» **Data**:
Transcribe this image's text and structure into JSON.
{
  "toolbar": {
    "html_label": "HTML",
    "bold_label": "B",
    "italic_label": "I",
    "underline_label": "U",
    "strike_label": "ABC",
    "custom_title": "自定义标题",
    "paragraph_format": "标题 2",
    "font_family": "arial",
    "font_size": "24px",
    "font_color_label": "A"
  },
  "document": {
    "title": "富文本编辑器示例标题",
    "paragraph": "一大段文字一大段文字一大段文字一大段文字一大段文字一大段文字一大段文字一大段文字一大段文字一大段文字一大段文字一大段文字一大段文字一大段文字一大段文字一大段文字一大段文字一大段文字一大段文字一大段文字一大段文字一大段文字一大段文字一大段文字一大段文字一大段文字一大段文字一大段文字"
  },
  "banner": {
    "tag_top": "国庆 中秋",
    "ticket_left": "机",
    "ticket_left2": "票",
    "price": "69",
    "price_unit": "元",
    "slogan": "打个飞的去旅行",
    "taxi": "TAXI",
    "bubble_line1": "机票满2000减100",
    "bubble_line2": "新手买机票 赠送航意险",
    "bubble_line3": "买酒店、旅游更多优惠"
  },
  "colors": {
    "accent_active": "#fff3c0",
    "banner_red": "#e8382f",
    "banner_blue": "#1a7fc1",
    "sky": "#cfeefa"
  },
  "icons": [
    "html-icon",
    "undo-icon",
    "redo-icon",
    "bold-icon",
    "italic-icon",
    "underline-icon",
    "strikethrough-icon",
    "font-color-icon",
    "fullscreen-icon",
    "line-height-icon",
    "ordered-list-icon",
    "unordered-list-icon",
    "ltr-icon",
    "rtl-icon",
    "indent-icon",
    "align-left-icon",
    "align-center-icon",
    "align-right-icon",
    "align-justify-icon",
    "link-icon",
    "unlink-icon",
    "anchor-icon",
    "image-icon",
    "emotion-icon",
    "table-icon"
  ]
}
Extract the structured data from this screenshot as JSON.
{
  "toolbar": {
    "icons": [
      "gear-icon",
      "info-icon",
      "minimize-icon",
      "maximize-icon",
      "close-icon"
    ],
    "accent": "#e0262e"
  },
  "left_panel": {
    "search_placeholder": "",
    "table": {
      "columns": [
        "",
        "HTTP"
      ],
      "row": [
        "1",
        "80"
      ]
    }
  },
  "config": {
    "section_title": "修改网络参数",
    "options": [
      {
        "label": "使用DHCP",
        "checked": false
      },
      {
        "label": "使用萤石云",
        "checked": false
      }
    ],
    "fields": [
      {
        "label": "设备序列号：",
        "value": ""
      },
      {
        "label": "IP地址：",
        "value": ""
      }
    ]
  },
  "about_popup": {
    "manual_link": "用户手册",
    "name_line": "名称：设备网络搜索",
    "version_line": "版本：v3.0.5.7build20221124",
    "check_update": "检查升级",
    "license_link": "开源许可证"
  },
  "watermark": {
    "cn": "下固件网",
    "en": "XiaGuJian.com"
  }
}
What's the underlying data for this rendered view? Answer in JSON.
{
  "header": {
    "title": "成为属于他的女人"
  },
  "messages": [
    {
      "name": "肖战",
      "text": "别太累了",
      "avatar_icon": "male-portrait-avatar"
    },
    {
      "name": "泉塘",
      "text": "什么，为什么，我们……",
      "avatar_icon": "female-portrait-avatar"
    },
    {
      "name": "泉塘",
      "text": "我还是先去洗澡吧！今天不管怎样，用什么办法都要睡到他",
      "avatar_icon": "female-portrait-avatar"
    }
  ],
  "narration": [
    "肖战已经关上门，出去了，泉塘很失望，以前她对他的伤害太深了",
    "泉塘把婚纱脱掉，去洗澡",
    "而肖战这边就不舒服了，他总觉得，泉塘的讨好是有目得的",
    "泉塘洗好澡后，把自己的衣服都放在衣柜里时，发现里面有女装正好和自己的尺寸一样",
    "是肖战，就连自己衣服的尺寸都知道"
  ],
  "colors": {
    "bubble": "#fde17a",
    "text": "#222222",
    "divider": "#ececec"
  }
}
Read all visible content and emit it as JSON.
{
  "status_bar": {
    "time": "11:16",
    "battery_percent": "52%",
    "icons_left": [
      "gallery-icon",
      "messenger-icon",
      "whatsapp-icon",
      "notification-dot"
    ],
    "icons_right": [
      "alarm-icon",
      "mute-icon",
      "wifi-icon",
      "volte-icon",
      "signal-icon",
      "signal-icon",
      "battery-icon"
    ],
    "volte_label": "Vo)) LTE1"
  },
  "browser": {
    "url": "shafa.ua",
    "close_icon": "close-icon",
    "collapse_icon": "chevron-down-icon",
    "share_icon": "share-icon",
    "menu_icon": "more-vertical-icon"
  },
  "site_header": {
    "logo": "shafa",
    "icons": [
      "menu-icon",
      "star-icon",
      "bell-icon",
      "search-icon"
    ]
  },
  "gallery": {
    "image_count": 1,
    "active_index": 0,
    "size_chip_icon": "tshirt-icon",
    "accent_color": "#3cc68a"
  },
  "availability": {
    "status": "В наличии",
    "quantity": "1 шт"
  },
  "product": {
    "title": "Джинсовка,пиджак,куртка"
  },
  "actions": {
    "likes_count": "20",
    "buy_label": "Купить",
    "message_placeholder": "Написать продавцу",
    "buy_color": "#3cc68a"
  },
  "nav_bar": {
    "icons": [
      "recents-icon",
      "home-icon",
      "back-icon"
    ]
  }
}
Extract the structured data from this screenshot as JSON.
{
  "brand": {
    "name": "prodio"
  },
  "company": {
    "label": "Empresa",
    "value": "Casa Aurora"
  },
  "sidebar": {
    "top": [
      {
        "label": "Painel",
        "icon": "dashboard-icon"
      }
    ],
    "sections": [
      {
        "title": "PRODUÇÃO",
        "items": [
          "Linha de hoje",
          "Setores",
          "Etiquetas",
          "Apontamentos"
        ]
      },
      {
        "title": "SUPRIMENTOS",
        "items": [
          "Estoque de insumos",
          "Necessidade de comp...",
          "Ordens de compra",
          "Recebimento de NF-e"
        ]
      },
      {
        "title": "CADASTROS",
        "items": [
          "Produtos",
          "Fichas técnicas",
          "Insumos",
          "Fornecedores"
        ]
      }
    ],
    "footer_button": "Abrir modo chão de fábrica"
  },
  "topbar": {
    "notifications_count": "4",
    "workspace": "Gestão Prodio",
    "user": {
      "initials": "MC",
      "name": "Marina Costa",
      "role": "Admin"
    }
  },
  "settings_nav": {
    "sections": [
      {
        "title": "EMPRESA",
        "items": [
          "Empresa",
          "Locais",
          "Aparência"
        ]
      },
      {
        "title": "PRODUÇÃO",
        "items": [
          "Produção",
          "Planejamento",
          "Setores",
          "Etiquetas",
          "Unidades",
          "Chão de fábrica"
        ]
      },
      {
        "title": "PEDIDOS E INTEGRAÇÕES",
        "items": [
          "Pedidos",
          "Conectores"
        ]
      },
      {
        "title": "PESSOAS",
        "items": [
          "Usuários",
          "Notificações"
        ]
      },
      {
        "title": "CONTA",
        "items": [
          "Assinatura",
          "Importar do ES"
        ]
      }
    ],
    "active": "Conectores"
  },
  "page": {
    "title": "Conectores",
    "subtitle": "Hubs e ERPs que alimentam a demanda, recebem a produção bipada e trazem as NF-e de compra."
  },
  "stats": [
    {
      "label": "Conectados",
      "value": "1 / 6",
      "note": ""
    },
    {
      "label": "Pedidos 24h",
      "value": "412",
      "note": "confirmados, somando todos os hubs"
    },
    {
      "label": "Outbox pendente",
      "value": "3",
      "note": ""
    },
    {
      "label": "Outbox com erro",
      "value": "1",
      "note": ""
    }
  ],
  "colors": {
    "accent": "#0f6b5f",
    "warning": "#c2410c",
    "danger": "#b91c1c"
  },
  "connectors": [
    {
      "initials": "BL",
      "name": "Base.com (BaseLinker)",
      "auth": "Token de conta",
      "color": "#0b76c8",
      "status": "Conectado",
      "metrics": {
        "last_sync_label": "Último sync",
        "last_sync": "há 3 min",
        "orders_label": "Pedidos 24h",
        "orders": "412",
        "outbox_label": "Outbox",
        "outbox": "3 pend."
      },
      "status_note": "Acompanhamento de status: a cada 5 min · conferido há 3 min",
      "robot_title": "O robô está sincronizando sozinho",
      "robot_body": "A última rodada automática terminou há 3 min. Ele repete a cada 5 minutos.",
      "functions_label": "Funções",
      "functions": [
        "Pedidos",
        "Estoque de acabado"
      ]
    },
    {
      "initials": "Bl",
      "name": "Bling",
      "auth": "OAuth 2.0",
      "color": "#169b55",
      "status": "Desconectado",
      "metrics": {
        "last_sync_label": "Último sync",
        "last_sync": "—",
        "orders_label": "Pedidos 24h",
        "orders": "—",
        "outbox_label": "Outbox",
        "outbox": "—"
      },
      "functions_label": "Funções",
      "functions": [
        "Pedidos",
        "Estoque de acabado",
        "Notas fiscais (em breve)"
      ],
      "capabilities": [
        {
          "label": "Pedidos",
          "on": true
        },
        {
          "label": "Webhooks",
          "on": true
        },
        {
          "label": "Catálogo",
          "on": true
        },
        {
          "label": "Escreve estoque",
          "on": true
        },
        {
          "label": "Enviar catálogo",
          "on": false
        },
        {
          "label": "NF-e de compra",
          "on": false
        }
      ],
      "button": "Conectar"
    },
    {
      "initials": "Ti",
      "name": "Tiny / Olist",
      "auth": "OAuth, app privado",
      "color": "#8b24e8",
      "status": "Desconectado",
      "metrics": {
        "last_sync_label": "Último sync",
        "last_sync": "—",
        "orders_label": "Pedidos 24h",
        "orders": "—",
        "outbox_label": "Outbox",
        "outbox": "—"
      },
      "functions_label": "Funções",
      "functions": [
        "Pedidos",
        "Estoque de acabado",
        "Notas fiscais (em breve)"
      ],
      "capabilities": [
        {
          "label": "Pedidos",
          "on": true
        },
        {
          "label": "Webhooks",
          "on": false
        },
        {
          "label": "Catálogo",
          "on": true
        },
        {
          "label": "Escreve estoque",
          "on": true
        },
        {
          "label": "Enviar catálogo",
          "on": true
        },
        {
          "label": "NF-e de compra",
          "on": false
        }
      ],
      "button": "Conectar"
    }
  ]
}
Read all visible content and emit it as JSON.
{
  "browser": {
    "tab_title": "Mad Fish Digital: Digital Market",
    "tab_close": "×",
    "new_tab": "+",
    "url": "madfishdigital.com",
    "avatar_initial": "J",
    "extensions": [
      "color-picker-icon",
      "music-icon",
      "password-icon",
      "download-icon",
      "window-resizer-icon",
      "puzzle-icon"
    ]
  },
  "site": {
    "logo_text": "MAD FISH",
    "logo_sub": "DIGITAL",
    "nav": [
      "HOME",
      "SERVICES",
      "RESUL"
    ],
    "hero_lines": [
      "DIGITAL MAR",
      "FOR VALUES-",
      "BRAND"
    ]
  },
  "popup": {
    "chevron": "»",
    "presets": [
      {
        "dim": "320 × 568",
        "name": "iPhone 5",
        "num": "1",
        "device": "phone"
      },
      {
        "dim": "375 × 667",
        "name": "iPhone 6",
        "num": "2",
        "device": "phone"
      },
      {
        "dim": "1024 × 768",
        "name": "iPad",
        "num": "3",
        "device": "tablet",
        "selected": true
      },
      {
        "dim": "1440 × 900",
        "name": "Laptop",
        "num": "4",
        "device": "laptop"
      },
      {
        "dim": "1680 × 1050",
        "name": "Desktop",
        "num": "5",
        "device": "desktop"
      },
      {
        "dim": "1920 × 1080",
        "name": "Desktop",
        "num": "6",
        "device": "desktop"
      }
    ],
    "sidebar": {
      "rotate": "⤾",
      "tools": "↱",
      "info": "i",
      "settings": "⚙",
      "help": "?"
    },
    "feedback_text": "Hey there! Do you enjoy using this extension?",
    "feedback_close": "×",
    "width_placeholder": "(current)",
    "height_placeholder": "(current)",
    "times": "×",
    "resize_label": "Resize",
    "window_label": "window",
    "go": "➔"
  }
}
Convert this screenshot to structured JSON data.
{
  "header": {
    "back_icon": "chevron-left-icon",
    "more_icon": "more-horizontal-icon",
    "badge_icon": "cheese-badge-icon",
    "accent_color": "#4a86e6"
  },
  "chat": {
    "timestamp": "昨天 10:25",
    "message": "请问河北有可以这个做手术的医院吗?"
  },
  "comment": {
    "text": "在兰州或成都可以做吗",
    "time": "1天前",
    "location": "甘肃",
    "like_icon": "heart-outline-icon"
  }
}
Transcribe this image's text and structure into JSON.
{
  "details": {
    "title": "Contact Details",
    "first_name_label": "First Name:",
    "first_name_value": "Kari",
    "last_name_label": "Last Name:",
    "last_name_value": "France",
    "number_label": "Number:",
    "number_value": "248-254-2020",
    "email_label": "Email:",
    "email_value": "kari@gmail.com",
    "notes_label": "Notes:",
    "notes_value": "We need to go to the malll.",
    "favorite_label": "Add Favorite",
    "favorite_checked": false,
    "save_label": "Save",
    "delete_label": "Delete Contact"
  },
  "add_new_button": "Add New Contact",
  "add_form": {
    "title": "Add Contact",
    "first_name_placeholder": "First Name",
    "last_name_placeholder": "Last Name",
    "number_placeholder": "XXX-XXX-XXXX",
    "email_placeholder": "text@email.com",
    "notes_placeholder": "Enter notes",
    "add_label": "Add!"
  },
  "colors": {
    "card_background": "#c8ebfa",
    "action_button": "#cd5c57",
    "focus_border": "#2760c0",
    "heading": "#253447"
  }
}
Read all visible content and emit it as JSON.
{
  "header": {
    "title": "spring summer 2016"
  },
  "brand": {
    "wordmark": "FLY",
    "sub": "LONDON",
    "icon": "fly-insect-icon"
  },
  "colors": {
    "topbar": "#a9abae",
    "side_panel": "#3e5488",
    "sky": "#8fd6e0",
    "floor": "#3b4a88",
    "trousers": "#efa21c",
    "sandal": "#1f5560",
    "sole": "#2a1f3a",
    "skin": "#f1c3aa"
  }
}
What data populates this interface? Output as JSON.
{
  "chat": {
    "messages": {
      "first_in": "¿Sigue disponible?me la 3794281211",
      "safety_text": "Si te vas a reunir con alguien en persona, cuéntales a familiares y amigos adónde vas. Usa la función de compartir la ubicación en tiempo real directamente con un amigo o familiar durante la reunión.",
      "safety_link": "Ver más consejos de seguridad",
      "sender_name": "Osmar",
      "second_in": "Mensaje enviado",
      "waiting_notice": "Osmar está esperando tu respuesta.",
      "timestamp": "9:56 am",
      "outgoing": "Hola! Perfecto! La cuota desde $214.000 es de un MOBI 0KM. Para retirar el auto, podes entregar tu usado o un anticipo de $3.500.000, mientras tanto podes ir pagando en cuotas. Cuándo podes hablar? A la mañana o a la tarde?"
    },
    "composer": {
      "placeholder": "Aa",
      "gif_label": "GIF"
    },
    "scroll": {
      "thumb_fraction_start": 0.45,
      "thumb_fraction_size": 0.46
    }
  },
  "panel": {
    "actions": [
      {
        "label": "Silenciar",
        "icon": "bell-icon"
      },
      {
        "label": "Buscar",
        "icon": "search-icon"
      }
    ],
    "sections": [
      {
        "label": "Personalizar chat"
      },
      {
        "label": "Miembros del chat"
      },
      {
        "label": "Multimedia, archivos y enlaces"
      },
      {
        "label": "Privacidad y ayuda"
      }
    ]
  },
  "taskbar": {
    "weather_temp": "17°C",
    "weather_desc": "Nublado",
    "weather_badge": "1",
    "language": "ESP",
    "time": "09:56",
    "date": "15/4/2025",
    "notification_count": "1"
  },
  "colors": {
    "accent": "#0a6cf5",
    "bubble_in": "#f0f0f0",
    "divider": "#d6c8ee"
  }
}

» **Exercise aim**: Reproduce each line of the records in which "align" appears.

» **Problem solution**:
    "align-left-icon",
    "align-center-icon",
    "align-right-icon",
    "align-justify-icon",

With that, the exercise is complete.